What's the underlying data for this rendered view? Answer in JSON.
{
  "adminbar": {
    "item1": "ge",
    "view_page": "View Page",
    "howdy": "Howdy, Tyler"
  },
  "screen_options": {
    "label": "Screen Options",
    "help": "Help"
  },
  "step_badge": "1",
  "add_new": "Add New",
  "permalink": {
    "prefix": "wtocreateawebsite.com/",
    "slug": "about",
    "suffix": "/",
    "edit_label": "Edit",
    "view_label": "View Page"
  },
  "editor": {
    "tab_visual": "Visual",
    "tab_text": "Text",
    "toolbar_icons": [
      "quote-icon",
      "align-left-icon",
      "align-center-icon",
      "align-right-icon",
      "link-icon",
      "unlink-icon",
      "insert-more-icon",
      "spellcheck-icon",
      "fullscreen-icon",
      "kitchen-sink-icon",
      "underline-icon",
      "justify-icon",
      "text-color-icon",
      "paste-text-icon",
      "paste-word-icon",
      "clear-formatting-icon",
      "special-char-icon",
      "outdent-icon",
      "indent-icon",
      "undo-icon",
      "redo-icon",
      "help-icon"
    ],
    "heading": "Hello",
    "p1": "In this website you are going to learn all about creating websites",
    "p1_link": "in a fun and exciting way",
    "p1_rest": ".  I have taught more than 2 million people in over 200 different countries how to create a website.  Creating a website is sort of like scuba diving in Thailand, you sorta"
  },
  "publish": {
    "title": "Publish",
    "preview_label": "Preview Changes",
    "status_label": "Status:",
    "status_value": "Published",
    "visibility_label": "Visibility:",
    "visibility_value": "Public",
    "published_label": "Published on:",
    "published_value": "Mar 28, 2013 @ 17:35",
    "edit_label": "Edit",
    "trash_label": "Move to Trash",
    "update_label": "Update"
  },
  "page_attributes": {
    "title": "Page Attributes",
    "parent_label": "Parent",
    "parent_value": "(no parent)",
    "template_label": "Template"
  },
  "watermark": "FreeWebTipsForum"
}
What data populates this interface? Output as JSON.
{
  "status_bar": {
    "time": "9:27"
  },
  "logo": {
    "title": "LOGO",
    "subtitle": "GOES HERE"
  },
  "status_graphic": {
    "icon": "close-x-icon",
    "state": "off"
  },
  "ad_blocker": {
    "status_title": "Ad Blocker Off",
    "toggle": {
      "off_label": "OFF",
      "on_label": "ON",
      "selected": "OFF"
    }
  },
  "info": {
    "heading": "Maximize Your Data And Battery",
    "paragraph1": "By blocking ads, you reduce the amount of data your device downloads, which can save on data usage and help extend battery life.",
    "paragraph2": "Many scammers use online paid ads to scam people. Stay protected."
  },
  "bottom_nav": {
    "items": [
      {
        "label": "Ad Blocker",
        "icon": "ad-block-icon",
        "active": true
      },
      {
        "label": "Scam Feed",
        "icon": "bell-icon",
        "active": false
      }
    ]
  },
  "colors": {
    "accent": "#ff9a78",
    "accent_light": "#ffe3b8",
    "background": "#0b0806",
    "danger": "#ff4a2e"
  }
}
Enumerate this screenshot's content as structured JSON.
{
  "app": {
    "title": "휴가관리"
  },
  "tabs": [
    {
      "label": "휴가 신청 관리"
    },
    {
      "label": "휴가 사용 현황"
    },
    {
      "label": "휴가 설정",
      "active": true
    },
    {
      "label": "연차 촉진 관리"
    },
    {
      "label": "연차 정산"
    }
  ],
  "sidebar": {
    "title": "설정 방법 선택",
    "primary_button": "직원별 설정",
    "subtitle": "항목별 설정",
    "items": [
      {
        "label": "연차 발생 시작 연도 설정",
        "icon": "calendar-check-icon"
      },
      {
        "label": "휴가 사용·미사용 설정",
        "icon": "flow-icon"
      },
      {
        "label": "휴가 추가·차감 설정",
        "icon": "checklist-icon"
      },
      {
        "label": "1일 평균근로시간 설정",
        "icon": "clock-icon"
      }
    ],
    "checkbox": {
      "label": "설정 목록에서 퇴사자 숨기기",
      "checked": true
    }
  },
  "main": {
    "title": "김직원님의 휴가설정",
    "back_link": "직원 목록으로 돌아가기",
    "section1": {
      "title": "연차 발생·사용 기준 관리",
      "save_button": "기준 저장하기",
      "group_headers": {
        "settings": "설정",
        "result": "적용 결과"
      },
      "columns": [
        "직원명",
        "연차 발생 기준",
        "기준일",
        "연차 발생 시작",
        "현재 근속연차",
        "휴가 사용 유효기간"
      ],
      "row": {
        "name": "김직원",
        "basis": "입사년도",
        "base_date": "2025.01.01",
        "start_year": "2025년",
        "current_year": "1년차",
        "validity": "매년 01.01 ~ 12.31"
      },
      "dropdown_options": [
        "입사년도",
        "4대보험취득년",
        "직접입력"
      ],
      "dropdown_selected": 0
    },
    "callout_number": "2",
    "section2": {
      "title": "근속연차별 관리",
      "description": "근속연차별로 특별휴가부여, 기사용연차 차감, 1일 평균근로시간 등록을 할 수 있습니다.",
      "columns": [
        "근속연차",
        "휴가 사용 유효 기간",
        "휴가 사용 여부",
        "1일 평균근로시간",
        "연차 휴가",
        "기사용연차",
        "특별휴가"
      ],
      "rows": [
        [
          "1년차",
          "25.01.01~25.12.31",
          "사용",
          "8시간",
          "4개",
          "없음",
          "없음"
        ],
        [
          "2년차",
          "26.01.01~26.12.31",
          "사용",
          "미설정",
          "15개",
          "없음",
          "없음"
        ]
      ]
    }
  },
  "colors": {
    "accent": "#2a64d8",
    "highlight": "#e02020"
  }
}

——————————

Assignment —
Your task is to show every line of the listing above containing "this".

Task solution —
What's the underlying data for this rendered view? Answer in JSON.
    "p1": "In this website you are going to learn all about creating websites",
What data populates this interface? Output as JSON.
Enumerate this screenshot's content as structured JSON.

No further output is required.